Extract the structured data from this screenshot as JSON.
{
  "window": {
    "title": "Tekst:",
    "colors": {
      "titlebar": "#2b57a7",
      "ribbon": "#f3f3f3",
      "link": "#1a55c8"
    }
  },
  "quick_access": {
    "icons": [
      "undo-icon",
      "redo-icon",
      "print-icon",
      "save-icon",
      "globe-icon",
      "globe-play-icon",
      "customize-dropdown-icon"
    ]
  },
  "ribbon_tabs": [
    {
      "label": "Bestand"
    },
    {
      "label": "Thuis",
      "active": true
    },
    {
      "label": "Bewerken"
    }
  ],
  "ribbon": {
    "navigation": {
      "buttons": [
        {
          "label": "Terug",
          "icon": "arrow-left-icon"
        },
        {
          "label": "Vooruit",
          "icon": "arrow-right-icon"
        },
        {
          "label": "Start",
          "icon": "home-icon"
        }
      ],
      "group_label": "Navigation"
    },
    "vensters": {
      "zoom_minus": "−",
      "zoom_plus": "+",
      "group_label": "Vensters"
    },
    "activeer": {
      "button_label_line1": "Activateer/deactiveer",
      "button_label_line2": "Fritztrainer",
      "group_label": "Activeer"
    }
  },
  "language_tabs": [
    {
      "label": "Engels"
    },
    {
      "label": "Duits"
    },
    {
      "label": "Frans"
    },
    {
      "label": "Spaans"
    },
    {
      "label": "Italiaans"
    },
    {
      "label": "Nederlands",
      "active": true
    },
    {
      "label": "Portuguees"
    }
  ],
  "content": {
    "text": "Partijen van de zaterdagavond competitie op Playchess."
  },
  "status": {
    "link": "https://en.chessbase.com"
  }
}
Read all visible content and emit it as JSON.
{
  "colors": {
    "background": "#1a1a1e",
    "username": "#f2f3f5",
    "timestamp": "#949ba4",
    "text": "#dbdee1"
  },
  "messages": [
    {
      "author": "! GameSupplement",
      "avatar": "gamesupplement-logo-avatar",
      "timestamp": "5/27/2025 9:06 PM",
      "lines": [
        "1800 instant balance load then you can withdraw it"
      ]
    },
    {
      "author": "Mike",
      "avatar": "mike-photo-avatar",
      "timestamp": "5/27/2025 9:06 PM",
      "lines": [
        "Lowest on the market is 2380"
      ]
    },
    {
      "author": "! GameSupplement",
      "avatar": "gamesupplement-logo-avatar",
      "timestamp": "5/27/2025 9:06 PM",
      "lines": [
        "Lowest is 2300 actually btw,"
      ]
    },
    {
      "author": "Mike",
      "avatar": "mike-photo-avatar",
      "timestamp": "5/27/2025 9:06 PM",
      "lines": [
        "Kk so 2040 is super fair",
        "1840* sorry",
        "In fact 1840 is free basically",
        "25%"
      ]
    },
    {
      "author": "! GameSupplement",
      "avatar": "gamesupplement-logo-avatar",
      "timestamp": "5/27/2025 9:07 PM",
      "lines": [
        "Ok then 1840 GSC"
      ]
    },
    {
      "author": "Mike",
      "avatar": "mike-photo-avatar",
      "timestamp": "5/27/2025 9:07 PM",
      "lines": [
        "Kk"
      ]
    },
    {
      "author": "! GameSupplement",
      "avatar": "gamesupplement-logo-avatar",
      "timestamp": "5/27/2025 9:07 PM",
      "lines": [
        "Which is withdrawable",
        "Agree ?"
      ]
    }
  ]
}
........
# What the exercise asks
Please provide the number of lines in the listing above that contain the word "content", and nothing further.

# The completed task
2